Set down the records again. Every word and mark must match exactly.

Source material
══════════

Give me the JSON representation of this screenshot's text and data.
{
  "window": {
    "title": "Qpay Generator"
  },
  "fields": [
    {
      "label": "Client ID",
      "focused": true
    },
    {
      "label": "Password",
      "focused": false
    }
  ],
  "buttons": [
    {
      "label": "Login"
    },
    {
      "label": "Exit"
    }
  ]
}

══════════

Expected answer
Give me the JSON representation of this screenshot's text and data.
{
  "window": {
    "title": "Qpay Generator"
  },
  "fields": [
    {
      "label": "Client ID",
      "focused": true
    },
    {
      "label": "Password",
      "focused": false
    }
  ],
  "buttons": [
    {
      "label": "Login"
    },
    {
      "label": "Exit"
    }
  ]
}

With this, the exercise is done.